I am extremely passionate about cognitive behavioural therapy (CBT) and have been since I first learned about CBT when I was a student mental health nurse many moons ago.There are lots of myths both in the media and in society in general about what CBT is. One common example of what I would have heard throughout the years is that CBT is simply changing negative thinking to positive thinking! Well if this was the case I would be flying it with my own mental health and well-being as I have a vast amount of knowledge in this area of interest and work as a CBT therapist most days of my life!! Unfortunately there is no magic wand to change negative thoughts to positive thoughts and this is why I think it is important to tell you more about CBT and the pros and cons of CBT treatment that may be considered:

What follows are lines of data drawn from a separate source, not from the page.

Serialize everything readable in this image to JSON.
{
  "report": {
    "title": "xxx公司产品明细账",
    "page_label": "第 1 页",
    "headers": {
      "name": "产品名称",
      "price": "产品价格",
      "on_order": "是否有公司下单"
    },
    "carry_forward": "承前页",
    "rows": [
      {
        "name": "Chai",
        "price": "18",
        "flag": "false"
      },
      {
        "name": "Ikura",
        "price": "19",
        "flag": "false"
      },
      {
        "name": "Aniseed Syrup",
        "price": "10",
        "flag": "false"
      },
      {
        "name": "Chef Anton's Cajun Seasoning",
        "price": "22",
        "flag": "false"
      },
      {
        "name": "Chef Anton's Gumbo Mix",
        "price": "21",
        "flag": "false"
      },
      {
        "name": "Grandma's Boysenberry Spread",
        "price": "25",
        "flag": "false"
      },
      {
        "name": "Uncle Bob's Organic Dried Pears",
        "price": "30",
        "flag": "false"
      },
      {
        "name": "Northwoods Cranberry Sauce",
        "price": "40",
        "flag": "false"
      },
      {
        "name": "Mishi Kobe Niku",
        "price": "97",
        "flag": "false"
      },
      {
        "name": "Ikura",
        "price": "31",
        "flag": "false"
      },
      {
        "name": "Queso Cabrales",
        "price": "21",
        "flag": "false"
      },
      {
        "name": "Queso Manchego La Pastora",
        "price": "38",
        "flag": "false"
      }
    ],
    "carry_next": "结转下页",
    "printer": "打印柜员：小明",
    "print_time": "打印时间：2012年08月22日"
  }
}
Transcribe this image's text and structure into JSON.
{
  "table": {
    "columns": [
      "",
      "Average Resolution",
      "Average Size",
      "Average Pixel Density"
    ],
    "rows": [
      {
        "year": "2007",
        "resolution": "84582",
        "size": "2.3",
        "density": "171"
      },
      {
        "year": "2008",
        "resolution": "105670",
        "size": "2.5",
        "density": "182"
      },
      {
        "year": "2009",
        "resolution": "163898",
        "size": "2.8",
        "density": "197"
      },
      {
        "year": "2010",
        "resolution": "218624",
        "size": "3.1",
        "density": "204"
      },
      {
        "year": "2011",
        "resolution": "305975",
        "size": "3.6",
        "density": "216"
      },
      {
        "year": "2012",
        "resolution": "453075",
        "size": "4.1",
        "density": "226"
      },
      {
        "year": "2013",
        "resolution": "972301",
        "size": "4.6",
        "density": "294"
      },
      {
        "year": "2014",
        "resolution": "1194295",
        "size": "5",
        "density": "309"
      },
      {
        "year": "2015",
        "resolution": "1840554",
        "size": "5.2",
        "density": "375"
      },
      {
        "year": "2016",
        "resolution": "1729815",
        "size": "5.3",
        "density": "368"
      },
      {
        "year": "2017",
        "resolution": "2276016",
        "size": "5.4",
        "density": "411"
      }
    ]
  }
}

Pros of CBT Therapy?
- Research has shown that CBT can be as effective as medication for the treatment of some mental health problems.

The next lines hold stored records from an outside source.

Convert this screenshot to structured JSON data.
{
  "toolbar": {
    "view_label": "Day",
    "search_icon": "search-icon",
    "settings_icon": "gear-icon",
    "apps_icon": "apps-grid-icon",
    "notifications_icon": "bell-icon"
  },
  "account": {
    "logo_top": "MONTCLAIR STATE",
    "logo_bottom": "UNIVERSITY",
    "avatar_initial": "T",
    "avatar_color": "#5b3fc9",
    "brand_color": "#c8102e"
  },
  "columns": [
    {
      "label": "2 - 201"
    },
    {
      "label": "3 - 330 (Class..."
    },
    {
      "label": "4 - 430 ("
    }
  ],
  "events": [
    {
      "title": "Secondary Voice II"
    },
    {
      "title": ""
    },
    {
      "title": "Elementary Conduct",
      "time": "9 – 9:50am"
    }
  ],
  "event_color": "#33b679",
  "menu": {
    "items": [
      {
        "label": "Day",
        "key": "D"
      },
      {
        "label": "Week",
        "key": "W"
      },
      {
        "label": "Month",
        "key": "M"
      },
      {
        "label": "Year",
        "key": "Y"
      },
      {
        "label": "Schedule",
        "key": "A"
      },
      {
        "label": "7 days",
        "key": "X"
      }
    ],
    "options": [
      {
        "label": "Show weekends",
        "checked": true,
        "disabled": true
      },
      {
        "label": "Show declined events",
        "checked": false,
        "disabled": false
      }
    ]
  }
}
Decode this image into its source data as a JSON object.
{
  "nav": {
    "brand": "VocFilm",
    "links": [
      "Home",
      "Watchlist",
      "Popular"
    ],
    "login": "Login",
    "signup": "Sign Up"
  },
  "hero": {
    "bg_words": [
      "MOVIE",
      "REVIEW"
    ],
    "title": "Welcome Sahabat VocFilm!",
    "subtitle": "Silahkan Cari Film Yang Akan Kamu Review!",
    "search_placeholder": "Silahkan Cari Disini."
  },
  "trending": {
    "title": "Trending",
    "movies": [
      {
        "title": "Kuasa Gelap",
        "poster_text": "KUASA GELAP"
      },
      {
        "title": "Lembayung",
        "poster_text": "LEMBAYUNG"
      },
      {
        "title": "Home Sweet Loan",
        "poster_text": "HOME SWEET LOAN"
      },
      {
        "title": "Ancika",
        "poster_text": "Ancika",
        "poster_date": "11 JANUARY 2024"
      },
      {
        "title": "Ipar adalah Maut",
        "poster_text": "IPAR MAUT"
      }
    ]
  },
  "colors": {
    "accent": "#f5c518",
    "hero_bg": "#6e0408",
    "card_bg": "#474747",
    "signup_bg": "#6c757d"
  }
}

- CBT can be a very effective intervention combined with medication if medication alone is not effective to treat the persons mental health problems.
- It is a structured therapy approach which can be defined to treat many different types of mental health problems.
- CBT is a structured treatment which means it can be provided in different formats including one to one, group, self-help books or online programmes.
- CBT is focused on the persons presenting problems and helps with developing an understanding of the persons thoughts, feelings and looks at altering behaviours in order to improve the way you feel.
- CBT is problem focused, goal orientated, solution focused and is directed towards clear and realistic solutions.
- CBT is time limited and a short term approach compared to other talking therapies.
- CBT provides education and coping strategies for you to become your own therapist at the end of treatment.
- CBT teaches people practical strategies that can be used in everyday life to help manage our mental health and well-being more positively in the future.
Cons of CBT Therapy?
- Commitment – CBT is a collaborative therapy approach where the therapist can advise you and is willing to help and support you but unfortunately cannot make the problems disappear, therefore it is essential that you are willing to work with your therapist.
- CBT needs your time – Work needs to be carried out in-between sessions and this work depends on what your treatment needs are which will be discussed between you and your therapist. Doing the work in between the sessions is essential for your treatment to be effective.
- CBT is a structured approach which may not suit each individual presentation which can depend on the complexity of the persons mental health needs or learning difficulties.
- CBT involves exploring emotions and anxieties which may involve experiencing increased anxiety and emotional discomfort in the during phases of treatment.
- CBT is mostly present focused but there is some time spent on a persons past in order to help us understand what may have contributed to the individuals presenting problems. However, this may not suit some individuals needs as other talking therapy approaches maybe required in order to explore wider problems more in depth if required i.e. family systems, childhood trauma.
I hope this provides clarity about what CBT involves as often people are not fully aware of the process of what is involved in this evidence based treatment approach. CBT works very successfully for the majority of clients I work with. During the initial phases of therapy I conduct a comprehensive mental health assessment with my clients and inform each person about the CBT approach and what the treatment would involve. I would highly recommend CBT treatment and the most rewarding part of my job is seeing my clients get better.
Should anyone have any further questions please do not hesitate to contact me.